Denizens, I want to talk today about a blog post I wrote a while back about Aspartame and the release of it’s manufacturing patent into the public domain.
We posted that article on August 27th and two months later, it went viral. Literally in the span of one weekend, we had 250 thousand visitors head to our site to look at it, the article was liked over 140 thousand times through Facebook and we received more emails responding to it than anything else we’ve posted. The problem is, after reading through some of these responses and looking again at what I wrote, I realize that I presented the information in the wrong way.
Let’s address a couple things:
First off, thank you. Thank you for keeping us honest and letting us know when we’re not doing our job. We look at our blog as an opportunity to educate about health and fitness topics, motivate you all to go out and be active, and generally just to tell people what Gnarly is all about. It was exciting when we started to see the Aspartame blog go viral. It’s really gratifying to know that our stuff is getting out there and people are reading it. However, when we received some responses that were frustrated in the way we presented the information, we realized that we needed to make a correction. We don’t want to be yet another nutrition company that presents nutrition info and news in a way that isn’t quite correct. In this instance, our tone was wrong. We shouldn’t have presented Aspartame’s production process in such a pseudo-scientific way. We are sincerely interested in educating, and we were told by enough of you that we weren’t really educating in the best way.
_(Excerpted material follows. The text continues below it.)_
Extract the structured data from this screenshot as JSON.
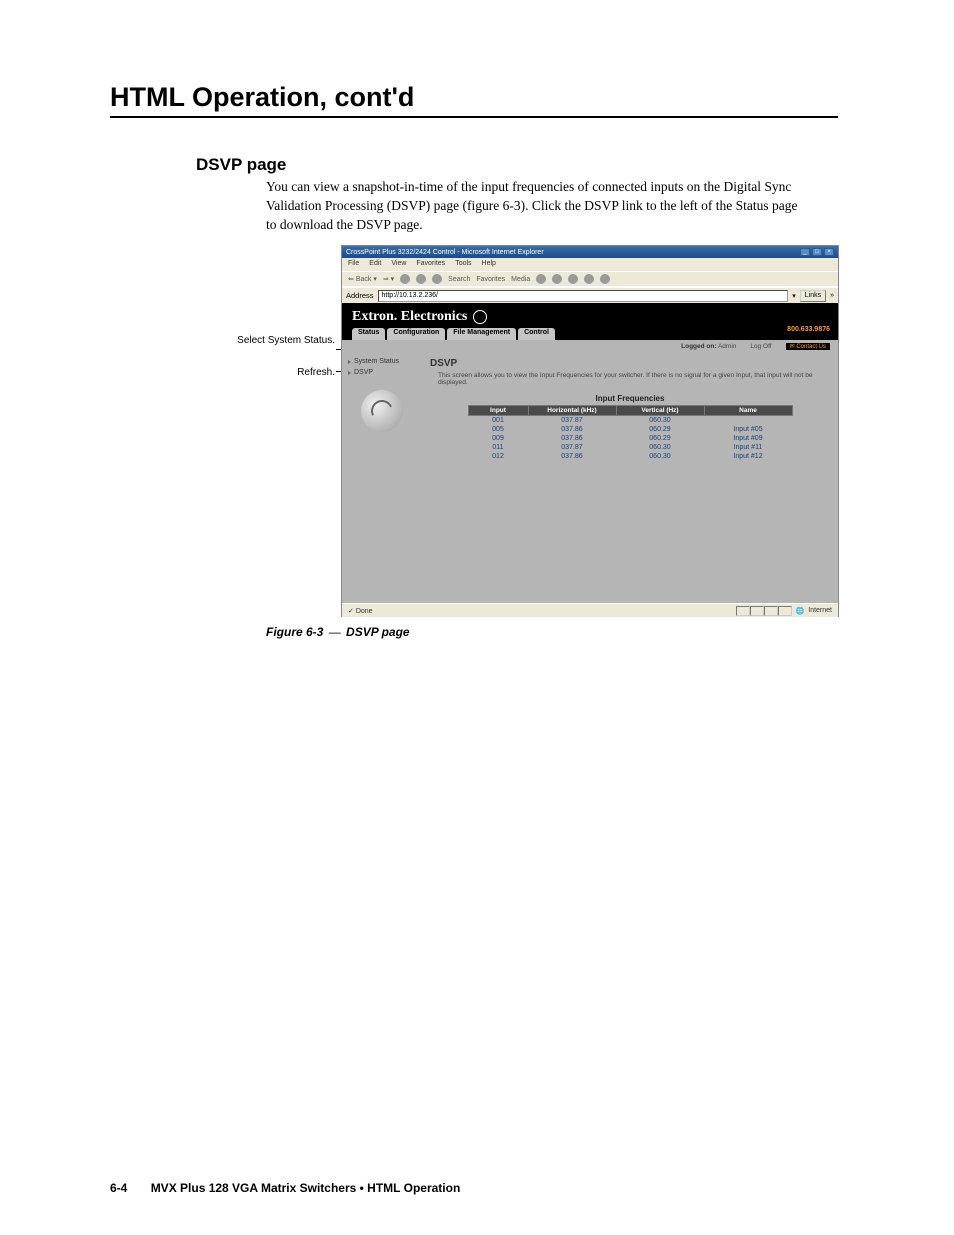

So what can be said about aspartame?
It is absolutely true that genetically modified (GM) E.coli are harvested for their waste product, a protein that contains the aspartic acid-phenylalanine amino acid segment needed to make aspartame. GM E.coli is used because it’s been designed to produce more phenylalanine. Many scientists are fearful that the GM protein these E.coli produce could have unknown consequences on human health. This is such a legitimate concern that aspartame produced for European markets is not allowed to be produced from the GM E.coli (The EU is very strict on GMOs in general)*. In all aspartame production, the protein is processed via methylation. Although methylation occurs naturally in the body, there are many scientists and studies that raise serious concerns about applying the process to additives that end up in our food.**
A few folks wrote in to tell me that labeling what the GM E.coli excrete as “poop” is misleading. Although it is waste product from the bacteria, the substance is more accurately a protein than common feces like we’re familiar with.
And yes, I was also reminded of all the other foods and drinks that start off with bacteria or yeast gnawing down on the sugars it’s attracted to in a compound, digesting them, and in the process converting that sugar to gas –breads, alcohol, yogurts and cheeses just to name a few. But it still stands that aspartame is not a natural sweetener. And the debate on whether or not it is safe has been fought since before the FDA’s initial approval of it’s use in dry goods in 1974, which was subsequently invalidated a year later. Then, after 7 more years of research and a very intriguing conflict of interest debate, the sweetener finally did see approval in 1981. Because of the debate regarding its safety and the validity of the research done to approve it for commercial consumption, aspartame remains one of the most researched food ingredients to date. Depending on where you stand on using it, that could be seen as a good thing or a bad thing.
Where Gnarly Stands
As a company that focuses on making sure that what they put in their products is not only high quality, but all natural, it’s pretty simple; we’re not going to put something in that’s chemically altered and surrounded by so many questions. It might be overly cautious to be this hesitant about aspartame, but ultimately it’s artificial -and we don’t like artificial. We’re trying to help you improve your health naturally. Aspartame doesn’t fit our idea of that. The purpose of the original article was to point out how different aspartame is from anything you’d find in a Gnarly Nutrition product. But we should’ve stuck to the science.
So, we learned a lesson. A tough one, for sure, but it made us better. Thanks for keeping us humble. We’ll see you soon.
*Bonny, Sylvie: Why are most Europeans opposed to GMOs? Factors explaining rejection in France and Europe, Electronic Journal of Biotechnology ISSN: 0717-3458 Vol. 6 No. 1, Issue of April 15, 2003 © 2003 by Universidad Católica de Valparaíso — Chile
**There are quite a few studies I found, this one summed up most of what I’m talking about the best and it’s peer reviewed; Monte WC. Methanol: A chemical Trojan horse as the root of the inscrutable U. Medical Hypotheses 2010;74(3):493-6 (LINK)